The medals were flying off the stage quickly, and by the end of it, five Atlantic Canadian Breweries went home with some hardware: Quidi Vidi Brewing Co. won silver for their Premium Lager (North American Style Lager), and bronze for their Iceberg Beer (North American Style Premium Lager); Picaroons Brewing Co. won bronze for their Blonde Ale (North American Style Blonde/Golden Ale); PEI Brewing Co. won bronze for their Sir John A Honey Wheat Ale (Wheat Beer – North American Style); Rockbottom Brewpub won the region’s only gold with their Wreckoning RIS (Imperial Stout); Boxing Rock Brewing Co. won bronze for their The Vicar’s Cross Double IPA (Imperial India Pale Ale). Our sincere congratulations to all of the winners, and well done to Great Lakes Brewery who repeated as Brewery of the Year (full winner’s list available here). For those of you not in attendance, check out the streaming link.
Perhaps the most important part of the CBAs is meeting and talking with fellow members of the Canadian craft beer community. We really enjoyed seeing again (or meeting in person for the first time) our friends in the brewing world from Atlantic Canada and beyond; and for brewers, it was great to catch up and learn of successes across the region and country, what was working (or not) for breweries, and how that could apply for existing, new, or upcoming breweries.

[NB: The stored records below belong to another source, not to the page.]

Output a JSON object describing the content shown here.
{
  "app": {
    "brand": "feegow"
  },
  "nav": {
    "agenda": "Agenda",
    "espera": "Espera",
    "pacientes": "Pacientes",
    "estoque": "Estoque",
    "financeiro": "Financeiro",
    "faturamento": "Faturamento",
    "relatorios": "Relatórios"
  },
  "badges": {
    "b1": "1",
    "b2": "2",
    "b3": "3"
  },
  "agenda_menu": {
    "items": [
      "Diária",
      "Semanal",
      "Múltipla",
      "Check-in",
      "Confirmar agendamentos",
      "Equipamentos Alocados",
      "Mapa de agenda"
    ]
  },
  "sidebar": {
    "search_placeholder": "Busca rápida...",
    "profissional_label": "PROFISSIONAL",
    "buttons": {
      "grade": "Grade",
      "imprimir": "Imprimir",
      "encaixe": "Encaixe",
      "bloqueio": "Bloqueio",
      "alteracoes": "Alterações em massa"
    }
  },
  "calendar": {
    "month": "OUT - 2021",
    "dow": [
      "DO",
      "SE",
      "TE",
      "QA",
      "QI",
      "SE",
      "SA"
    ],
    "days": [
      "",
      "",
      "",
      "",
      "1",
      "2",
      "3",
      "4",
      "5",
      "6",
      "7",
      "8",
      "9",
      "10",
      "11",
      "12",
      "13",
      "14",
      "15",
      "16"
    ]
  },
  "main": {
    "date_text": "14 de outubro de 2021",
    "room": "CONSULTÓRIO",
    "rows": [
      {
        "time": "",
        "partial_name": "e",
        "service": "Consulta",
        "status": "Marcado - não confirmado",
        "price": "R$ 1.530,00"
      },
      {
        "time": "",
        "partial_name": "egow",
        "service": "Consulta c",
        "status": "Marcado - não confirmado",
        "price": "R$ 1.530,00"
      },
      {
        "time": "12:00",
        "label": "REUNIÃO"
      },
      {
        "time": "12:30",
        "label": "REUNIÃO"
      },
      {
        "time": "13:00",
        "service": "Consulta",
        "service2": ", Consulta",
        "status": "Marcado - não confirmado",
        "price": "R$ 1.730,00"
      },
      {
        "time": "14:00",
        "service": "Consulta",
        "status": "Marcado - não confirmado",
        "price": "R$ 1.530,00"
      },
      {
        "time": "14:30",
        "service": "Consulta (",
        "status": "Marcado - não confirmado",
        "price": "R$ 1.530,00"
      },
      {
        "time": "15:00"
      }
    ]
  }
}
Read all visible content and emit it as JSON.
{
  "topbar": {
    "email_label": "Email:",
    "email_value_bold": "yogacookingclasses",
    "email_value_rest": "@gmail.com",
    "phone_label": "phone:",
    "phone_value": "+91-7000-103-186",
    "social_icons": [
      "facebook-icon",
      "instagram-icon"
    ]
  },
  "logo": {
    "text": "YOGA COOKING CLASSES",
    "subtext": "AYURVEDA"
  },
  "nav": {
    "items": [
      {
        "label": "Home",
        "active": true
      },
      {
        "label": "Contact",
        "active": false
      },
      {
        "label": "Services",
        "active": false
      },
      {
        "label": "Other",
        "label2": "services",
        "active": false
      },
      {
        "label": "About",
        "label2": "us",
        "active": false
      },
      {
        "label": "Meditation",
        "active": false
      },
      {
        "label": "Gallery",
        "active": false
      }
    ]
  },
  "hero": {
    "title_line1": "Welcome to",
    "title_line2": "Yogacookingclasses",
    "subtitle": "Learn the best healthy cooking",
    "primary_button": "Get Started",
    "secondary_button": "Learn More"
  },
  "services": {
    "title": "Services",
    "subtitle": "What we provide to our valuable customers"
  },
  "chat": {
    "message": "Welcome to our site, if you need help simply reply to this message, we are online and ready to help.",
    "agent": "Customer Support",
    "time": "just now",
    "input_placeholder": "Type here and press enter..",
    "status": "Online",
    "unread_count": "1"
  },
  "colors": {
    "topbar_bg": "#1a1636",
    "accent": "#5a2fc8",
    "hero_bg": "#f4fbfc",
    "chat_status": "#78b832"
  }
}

Thanks to Rob Engman and Kristina Santone for giving us the privilege to attend, and a special thanks to the many crew members and volunteers we ran into over the weekend. Without your help, it wouldn’t have been such a memorable time! We hope to see you all in Niagara-on-the-Lake, ON next year!